  3. The importaint question is not only whether at least one path to radical life extension works (there are quite a few of them, both biological and non-biological), but how long it will take to its introduction into medical practice. It would be such a bummer to die just years before the tipping point.
  4. Sure. Learning and training are hardly effective after a certain threshold. Human biology is essentially limiting. However, I'd be extremely cautious about the side effects and risks. Besides, stem cell therapy is going to be an essential part of curing age related neural degeneration. Hopefully the technology will be applied in clinical practice soon. It will change the world.
  5. Is it in principle possible to get uncensored internet access with a two way sattelite coonectin? is it legal in China to use ones own sattelite dish for this purposes using foreign providers?
  6. I can't think of anything more important than longevity/antiaging research. A person to discover a "cure" for ageing will make the highest possible impact on humanity. And he will drastically change the world as a result. By the way, Da Vinchi studied anatomy among other fields.
  7. Well, I don't think a typical INTJ could endure hours of such an interview without their "social mask" falling off.
  8. I find breadth of knowledge more important even though specialization is generally considered more practical. Can't imagine focusing on one singe field even for a few years.

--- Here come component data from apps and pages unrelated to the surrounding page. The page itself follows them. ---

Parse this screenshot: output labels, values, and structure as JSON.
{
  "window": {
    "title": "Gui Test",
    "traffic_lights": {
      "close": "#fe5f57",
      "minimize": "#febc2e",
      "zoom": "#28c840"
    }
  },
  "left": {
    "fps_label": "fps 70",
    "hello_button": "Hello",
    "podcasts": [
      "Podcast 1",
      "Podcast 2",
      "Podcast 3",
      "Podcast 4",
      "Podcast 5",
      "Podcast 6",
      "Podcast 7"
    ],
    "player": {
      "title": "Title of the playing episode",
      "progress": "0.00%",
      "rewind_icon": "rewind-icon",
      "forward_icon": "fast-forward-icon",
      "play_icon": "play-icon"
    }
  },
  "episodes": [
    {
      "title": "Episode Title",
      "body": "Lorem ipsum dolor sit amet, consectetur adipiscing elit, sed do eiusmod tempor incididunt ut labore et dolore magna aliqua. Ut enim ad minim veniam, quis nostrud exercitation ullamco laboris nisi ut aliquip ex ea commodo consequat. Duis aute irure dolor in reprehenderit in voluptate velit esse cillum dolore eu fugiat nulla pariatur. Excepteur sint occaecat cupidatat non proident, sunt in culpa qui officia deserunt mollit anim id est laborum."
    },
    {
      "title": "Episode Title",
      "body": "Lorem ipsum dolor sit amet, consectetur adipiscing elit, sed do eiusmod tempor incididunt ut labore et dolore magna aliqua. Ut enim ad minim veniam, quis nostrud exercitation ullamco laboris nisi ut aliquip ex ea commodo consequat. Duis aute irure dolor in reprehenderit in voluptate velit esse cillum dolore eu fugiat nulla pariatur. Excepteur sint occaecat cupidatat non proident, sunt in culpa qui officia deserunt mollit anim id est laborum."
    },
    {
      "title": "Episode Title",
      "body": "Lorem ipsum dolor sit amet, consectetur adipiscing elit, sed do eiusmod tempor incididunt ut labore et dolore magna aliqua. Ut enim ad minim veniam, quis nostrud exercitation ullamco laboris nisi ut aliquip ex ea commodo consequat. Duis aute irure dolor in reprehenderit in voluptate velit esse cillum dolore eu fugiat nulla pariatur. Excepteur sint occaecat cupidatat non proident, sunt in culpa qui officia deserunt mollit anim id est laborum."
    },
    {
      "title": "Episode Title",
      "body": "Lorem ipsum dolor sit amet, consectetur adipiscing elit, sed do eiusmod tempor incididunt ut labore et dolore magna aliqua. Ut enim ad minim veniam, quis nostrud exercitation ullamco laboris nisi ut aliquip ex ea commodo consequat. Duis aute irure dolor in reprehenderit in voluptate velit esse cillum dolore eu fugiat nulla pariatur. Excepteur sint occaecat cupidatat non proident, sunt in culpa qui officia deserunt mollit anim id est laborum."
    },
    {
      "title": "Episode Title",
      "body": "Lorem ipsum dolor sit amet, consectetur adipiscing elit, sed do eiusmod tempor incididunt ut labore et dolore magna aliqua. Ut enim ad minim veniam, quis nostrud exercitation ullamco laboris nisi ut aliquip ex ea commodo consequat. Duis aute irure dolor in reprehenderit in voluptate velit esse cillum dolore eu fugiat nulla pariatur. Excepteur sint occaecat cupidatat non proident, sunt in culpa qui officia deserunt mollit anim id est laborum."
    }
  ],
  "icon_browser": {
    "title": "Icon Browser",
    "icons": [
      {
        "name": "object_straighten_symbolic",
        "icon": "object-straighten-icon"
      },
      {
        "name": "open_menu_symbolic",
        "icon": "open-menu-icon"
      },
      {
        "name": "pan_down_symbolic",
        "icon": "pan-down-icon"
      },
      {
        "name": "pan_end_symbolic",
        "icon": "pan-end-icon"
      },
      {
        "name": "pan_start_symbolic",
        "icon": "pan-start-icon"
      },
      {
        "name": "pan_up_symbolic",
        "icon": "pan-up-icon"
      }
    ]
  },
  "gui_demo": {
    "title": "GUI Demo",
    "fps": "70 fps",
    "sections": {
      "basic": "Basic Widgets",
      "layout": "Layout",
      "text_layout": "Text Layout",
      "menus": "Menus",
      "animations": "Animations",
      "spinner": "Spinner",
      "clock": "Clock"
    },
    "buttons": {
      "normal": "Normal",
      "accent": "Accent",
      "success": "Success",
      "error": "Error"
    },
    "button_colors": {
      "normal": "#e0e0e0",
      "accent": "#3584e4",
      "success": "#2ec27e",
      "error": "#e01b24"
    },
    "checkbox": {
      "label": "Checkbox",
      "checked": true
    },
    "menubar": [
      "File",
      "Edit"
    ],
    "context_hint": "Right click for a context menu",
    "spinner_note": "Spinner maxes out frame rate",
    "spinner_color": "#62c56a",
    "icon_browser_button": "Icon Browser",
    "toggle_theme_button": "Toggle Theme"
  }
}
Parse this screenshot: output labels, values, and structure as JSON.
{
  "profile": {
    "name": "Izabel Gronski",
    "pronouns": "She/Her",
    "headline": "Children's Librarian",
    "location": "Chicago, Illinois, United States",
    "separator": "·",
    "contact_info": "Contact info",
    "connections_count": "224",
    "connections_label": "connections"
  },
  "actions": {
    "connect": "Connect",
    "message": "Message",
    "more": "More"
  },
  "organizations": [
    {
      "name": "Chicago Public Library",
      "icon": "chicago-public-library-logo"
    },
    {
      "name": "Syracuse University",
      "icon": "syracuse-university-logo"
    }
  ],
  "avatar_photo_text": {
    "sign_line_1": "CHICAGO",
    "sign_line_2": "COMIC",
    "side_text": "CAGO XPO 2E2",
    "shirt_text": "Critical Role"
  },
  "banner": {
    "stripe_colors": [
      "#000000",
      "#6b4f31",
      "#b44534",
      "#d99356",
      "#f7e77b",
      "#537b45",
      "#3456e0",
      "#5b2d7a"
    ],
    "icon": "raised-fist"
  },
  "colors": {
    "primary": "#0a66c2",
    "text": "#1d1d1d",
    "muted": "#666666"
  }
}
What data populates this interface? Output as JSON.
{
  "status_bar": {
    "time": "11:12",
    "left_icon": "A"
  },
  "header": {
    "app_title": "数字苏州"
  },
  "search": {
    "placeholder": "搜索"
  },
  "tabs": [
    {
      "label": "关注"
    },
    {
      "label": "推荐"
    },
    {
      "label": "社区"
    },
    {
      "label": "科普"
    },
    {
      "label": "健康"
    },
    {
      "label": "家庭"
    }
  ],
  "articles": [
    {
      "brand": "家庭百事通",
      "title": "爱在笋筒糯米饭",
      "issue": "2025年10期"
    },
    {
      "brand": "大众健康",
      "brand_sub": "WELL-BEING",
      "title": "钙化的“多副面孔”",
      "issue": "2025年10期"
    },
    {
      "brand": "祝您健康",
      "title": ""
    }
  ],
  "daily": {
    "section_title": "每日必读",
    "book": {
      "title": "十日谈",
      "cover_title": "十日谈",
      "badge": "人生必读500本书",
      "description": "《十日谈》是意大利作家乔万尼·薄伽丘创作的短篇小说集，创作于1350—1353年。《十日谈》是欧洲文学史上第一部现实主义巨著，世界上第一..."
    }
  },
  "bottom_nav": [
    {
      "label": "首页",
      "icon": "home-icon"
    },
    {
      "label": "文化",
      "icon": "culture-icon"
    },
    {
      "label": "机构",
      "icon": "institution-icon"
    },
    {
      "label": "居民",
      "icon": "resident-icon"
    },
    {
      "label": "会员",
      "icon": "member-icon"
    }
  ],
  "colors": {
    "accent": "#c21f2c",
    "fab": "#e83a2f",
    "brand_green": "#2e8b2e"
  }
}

  9. I really hope the aging problem will be solved within my lifetime. I want to witness the human history unfold and reach its culmination. And even after that I'd find something new to explore so I'd never get bored. Moreover,having all this time would give one immense freedom.